Research Article

Quantified Hypoxia and Anoxia in Lakes and Reservoirs

Freshwater Research, Baysville, Ontario, Canada

Received 31 October 2003; Revised 19 January 2004; Accepted 20 January 2004

Academic Editor: Karl E. Havens

Copyright © 2004 Gertrud K. Nurnberg.

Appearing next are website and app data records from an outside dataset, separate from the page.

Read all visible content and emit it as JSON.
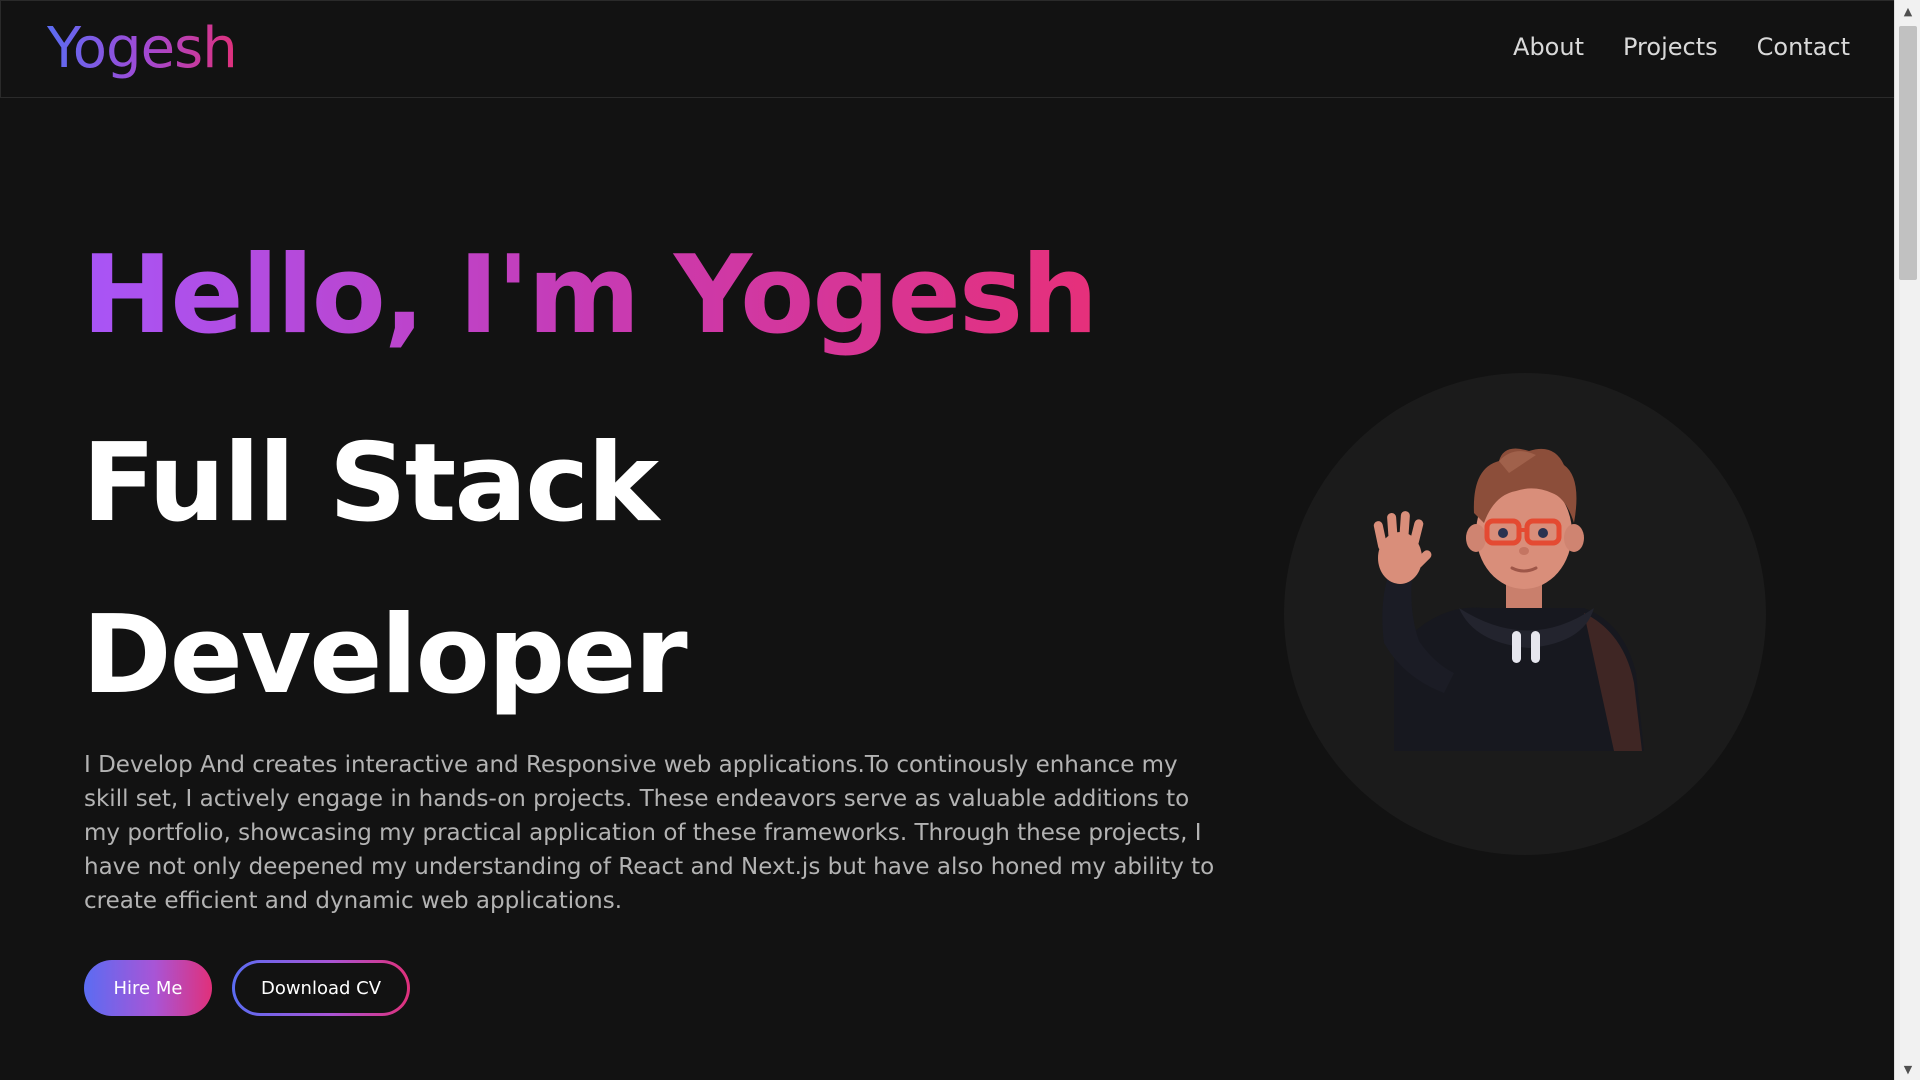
{
  "nav": {
    "logo": "Yogesh",
    "links": [
      "About",
      "Projects",
      "Contact"
    ]
  },
  "hero": {
    "title": "Hello, I'm Yogesh",
    "role_line1": "Full Stack",
    "role_line2": "Developer",
    "description": "I Develop And creates interactive and Responsive web applications.To continously enhance my skill set, I actively engage in hands-on projects. These endeavors serve as valuable additions to my portfolio, showcasing my practical application of these frameworks. Through these projects, I have not only deepened my understanding of React and Next.js but have also honed my ability to create efficient and dynamic web applications.",
    "hire_label": "Hire Me",
    "cv_label": "Download CV"
  },
  "avatar": {
    "icon": "waving-developer-avatar-icon"
  },
  "scrollbar": {
    "up_icon": "scroll-up-arrow-icon",
    "down_icon": "scroll-down-arrow-icon"
  },
  "colors": {
    "background": "#121212",
    "gradient_start": "#5b6cf2",
    "gradient_mid": "#a855f7",
    "gradient_end": "#e0307a",
    "text_muted": "#b3b3b3",
    "avatar_bg": "#1b1b1b"
  }
}
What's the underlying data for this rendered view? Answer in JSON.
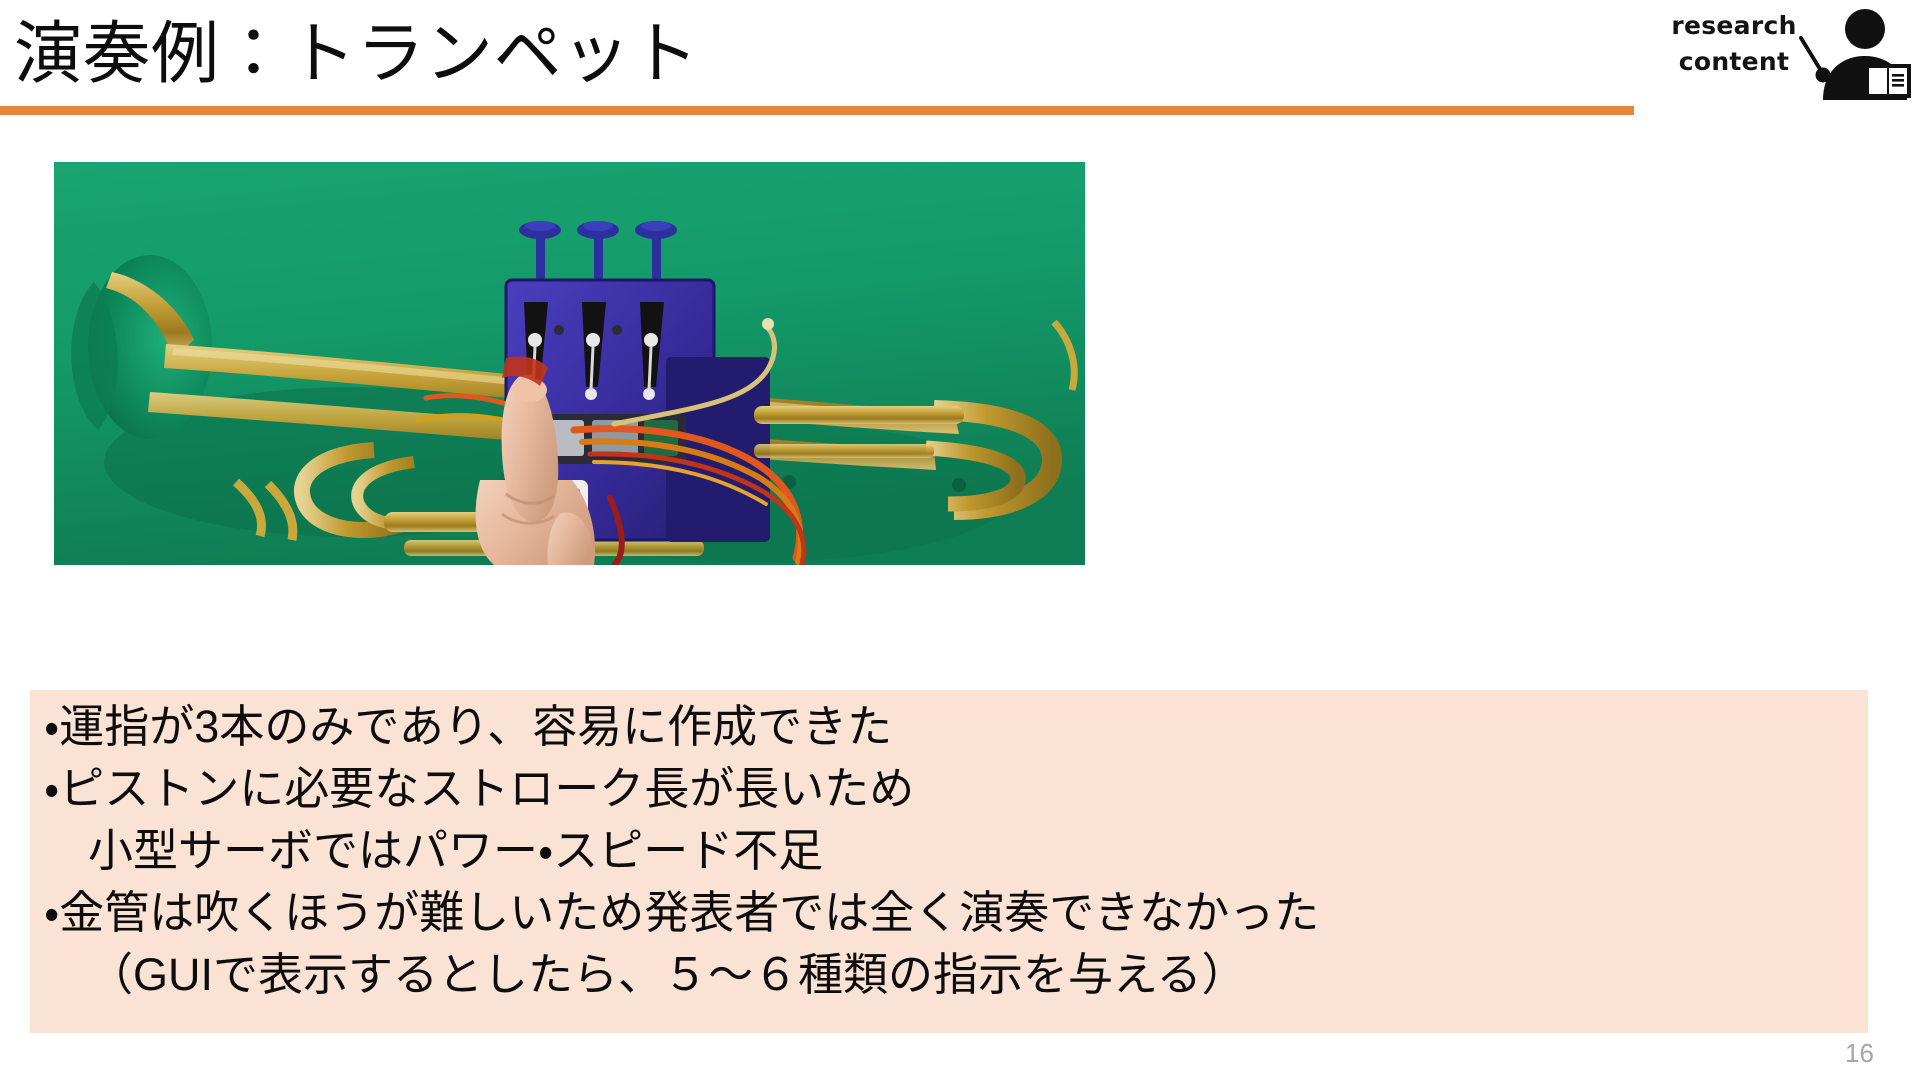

Hypoxia and anoxia occur frequently in freshwater systems and have biological and chemical implications. Anoxia can be expressed and quantified as the anoxic factor; hypoxia, for a specific level of oxygen depletion, can be expressed as the hypoxic factor in lakes, reservoirs, and river sections. These methods summarize information of individual dissolved oxygen profiles as annual values or factors that facilitate comparison between and within lakes. Therefore, these factors are useful in the formulation and testing of hypotheses related to the dissolved oxygen status in water bodies. Methods of calculating different factors for different oxygen levels and water layers, including those applying separately to the epilimnion and hypolimnion, are presented in detail. Proven and potential applicability include: (1) the quantification of relationships with lake water quality variables and lake classification (trophic state), (2) the evaluation of restoration techniques with respect to their effects on hypolimnetic oxygen depletion, (3) the determination of internal phosphorus loading in stratified and polymictic lakes, (4) the exploration of habitat constraints due to hypoxia (e.g., fish species richness and winterkill), (5) forecasting potential effects of climatic change on oxygen content and internal phosphorus loading, and (6) the establishment and examination of criteria and guidelines with respect to hypoxia by custom-made definitions.